● **DATA IN THIS EXERCISE**
++++++++++++++++++++

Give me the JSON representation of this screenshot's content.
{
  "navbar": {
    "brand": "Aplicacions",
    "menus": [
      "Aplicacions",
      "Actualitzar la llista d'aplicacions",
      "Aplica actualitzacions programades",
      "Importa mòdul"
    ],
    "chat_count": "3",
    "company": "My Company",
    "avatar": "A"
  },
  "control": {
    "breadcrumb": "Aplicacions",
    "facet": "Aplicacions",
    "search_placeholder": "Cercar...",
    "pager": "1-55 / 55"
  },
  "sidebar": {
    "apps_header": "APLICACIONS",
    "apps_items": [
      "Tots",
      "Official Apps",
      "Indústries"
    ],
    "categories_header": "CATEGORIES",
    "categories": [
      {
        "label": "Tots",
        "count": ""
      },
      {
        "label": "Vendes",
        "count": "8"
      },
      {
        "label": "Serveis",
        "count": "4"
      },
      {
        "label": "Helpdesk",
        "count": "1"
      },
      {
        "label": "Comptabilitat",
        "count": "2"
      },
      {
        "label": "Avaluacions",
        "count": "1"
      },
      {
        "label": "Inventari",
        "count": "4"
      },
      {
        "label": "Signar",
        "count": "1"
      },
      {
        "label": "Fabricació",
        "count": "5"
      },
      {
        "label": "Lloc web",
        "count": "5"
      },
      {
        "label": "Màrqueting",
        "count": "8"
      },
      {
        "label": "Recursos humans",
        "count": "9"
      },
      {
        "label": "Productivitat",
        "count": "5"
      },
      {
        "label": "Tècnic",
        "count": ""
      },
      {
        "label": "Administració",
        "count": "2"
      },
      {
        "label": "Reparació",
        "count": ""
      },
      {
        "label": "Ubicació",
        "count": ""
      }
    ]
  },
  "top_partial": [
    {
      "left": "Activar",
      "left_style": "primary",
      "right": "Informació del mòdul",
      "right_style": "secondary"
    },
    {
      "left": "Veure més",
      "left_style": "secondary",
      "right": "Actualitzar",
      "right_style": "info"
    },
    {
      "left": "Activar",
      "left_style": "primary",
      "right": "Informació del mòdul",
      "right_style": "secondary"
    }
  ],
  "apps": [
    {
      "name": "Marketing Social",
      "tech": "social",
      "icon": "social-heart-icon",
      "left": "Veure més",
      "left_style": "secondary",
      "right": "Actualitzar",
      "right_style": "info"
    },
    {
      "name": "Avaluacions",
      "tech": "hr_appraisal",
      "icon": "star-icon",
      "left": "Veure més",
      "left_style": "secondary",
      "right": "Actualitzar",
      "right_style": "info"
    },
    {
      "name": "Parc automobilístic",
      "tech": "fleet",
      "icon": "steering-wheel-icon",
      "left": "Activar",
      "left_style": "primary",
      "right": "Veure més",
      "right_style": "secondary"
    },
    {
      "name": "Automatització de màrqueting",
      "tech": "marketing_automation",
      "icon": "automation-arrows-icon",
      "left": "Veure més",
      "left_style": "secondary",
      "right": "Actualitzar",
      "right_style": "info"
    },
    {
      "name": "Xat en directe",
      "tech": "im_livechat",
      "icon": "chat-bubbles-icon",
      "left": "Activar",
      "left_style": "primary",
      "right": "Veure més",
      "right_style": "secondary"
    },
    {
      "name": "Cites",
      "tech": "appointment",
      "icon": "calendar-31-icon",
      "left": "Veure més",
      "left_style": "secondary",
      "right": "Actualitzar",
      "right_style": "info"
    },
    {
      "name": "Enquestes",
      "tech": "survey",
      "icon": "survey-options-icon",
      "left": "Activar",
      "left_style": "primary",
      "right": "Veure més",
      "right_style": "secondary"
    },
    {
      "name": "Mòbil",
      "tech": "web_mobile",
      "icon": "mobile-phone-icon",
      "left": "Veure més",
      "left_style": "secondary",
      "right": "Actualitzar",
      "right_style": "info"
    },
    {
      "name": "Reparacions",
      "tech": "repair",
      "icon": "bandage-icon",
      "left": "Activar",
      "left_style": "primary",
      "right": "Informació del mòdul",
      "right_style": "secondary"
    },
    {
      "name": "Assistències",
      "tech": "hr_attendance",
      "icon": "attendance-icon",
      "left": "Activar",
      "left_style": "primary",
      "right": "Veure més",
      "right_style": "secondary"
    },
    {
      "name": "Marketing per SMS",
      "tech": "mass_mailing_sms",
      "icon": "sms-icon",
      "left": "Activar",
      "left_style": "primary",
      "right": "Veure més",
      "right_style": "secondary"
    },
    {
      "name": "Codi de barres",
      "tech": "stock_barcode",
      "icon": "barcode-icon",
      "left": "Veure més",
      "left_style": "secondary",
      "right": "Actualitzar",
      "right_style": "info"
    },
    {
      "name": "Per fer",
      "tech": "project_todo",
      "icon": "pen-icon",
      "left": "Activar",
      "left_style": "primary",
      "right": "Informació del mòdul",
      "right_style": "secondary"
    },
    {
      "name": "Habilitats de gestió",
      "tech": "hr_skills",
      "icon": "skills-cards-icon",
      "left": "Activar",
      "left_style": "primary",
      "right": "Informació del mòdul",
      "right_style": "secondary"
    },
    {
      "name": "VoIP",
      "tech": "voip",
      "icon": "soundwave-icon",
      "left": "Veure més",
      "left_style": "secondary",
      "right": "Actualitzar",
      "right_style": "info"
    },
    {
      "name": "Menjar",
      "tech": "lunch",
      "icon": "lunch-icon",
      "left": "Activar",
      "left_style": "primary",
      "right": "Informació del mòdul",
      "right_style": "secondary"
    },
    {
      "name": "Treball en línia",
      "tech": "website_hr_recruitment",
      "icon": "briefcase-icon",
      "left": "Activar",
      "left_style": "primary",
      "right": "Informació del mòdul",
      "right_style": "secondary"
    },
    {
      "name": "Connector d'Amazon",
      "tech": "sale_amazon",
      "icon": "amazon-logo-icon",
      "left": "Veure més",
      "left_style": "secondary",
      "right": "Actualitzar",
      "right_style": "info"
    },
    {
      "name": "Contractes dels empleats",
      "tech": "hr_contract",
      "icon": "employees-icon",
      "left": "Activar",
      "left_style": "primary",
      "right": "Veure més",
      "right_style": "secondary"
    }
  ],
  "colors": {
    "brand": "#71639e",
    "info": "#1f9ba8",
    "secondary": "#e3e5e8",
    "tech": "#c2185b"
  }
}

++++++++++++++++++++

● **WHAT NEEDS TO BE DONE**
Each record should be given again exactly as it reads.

● **SOLUTION FOR THIS PROBLEM**
Give me the JSON representation of this screenshot's content.
{
  "navbar": {
    "brand": "Aplicacions",
    "menus": [
      "Aplicacions",
      "Actualitzar la llista d'aplicacions",
      "Aplica actualitzacions programades",
      "Importa mòdul"
    ],
    "chat_count": "3",
    "company": "My Company",
    "avatar": "A"
  },
  "control": {
    "breadcrumb": "Aplicacions",
    "facet": "Aplicacions",
    "search_placeholder": "Cercar...",
    "pager": "1-55 / 55"
  },
  "sidebar": {
    "apps_header": "APLICACIONS",
    "apps_items": [
      "Tots",
      "Official Apps",
      "Indústries"
    ],
    "categories_header": "CATEGORIES",
    "categories": [
      {
        "label": "Tots",
        "count": ""
      },
      {
        "label": "Vendes",
        "count": "8"
      },
      {
        "label": "Serveis",
        "count": "4"
      },
      {
        "label": "Helpdesk",
        "count": "1"
      },
      {
        "label": "Comptabilitat",
        "count": "2"
      },
      {
        "label": "Avaluacions",
        "count": "1"
      },
      {
        "label": "Inventari",
        "count": "4"
      },
      {
        "label": "Signar",
        "count": "1"
      },
      {
        "label": "Fabricació",
        "count": "5"
      },
      {
        "label": "Lloc web",
        "count": "5"
      },
      {
        "label": "Màrqueting",
        "count": "8"
      },
      {
        "label": "Recursos humans",
        "count": "9"
      },
      {
        "label": "Productivitat",
        "count": "5"
      },
      {
        "label": "Tècnic",
        "count": ""
      },
      {
        "label": "Administració",
        "count": "2"
      },
      {
        "label": "Reparació",
        "count": ""
      },
      {
        "label": "Ubicació",
        "count": ""
      }
    ]
  },
  "top_partial": [
    {
      "left": "Activar",
      "left_style": "primary",
      "right": "Informació del mòdul",
      "right_style": "secondary"
    },
    {
      "left": "Veure més",
      "left_style": "secondary",
      "right": "Actualitzar",
      "right_style": "info"
    },
    {
      "left": "Activar",
      "left_style": "primary",
      "right": "Informació del mòdul",
      "right_style": "secondary"
    }
  ],
  "apps": [
    {
      "name": "Marketing Social",
      "tech": "social",
      "icon": "social-heart-icon",
      "left": "Veure més",
      "left_style": "secondary",
      "right": "Actualitzar",
      "right_style": "info"
    },
    {
      "name": "Avaluacions",
      "tech": "hr_appraisal",
      "icon": "star-icon",
      "left": "Veure més",
      "left_style": "secondary",
      "right": "Actualitzar",
      "right_style": "info"
    },
    {
      "name": "Parc automobilístic",
      "tech": "fleet",
      "icon": "steering-wheel-icon",
      "left": "Activar",
      "left_style": "primary",
      "right": "Veure més",
      "right_style": "secondary"
    },
    {
      "name": "Automatització de màrqueting",
      "tech": "marketing_automation",
      "icon": "automation-arrows-icon",
      "left": "Veure més",
      "left_style": "secondary",
      "right": "Actualitzar",
      "right_style": "info"
    },
    {
      "name": "Xat en directe",
      "tech": "im_livechat",
      "icon": "chat-bubbles-icon",
      "left": "Activar",
      "left_style": "primary",
      "right": "Veure més",
      "right_style": "secondary"
    },
    {
      "name": "Cites",
      "tech": "appointment",
      "icon": "calendar-31-icon",
      "left": "Veure més",
      "left_style": "secondary",
      "right": "Actualitzar",
      "right_style": "info"
    },
    {
      "name": "Enquestes",
      "tech": "survey",
      "icon": "survey-options-icon",
      "left": "Activar",
      "left_style": "primary",
      "right": "Veure més",
      "right_style": "secondary"
    },
    {
      "name": "Mòbil",
      "tech": "web_mobile",
      "icon": "mobile-phone-icon",
      "left": "Veure més",
      "left_style": "secondary",
      "right": "Actualitzar",
      "right_style": "info"
    },
    {
      "name": "Reparacions",
      "tech": "repair",
      "icon": "bandage-icon",
      "left": "Activar",
      "left_style": "primary",
      "right": "Informació del mòdul",
      "right_style": "secondary"
    },
    {
      "name": "Assistències",
      "tech": "hr_attendance",
      "icon": "attendance-icon",
      "left": "Activar",
      "left_style": "primary",
      "right": "Veure més",
      "right_style": "secondary"
    },
    {
      "name": "Marketing per SMS",
      "tech": "mass_mailing_sms",
      "icon": "sms-icon",
      "left": "Activar",
      "left_style": "primary",
      "right": "Veure més",
      "right_style": "secondary"
    },
    {
      "name": "Codi de barres",
      "tech": "stock_barcode",
      "icon": "barcode-icon",
      "left": "Veure més",
      "left_style": "secondary",
      "right": "Actualitzar",
      "right_style": "info"
    },
    {
      "name": "Per fer",
      "tech": "project_todo",
      "icon": "pen-icon",
      "left": "Activar",
      "left_style": "primary",
      "right": "Informació del mòdul",
      "right_style": "secondary"
    },
    {
      "name": "Habilitats de gestió",
      "tech": "hr_skills",
      "icon": "skills-cards-icon",
      "left": "Activar",
      "left_style": "primary",
      "right": "Informació del mòdul",
      "right_style": "secondary"
    },
    {
      "name": "VoIP",
      "tech": "voip",
      "icon": "soundwave-icon",
      "left": "Veure més",
      "left_style": "secondary",
      "right": "Actualitzar",
      "right_style": "info"
    },
    {
      "name": "Menjar",
      "tech": "lunch",
      "icon": "lunch-icon",
      "left": "Activar",
      "left_style": "primary",
      "right": "Informació del mòdul",
      "right_style": "secondary"
    },
    {
      "name": "Treball en línia",
      "tech": "website_hr_recruitment",
      "icon": "briefcase-icon",
      "left": "Activar",
      "left_style": "primary",
      "right": "Informació del mòdul",
      "right_style": "secondary"
    },
    {
      "name": "Connector d'Amazon",
      "tech": "sale_amazon",
      "icon": "amazon-logo-icon",
      "left": "Veure més",
      "left_style": "secondary",
      "right": "Actualitzar",
      "right_style": "info"
    },
    {
      "name": "Contractes dels empleats",
      "tech": "hr_contract",
      "icon": "employees-icon",
      "left": "Activar",
      "left_style": "primary",
      "right": "Veure més",
      "right_style": "secondary"
    }
  ],
  "colors": {
    "brand": "#71639e",
    "info": "#1f9ba8",
    "secondary": "#e3e5e8",
    "tech": "#c2185b"
  }
}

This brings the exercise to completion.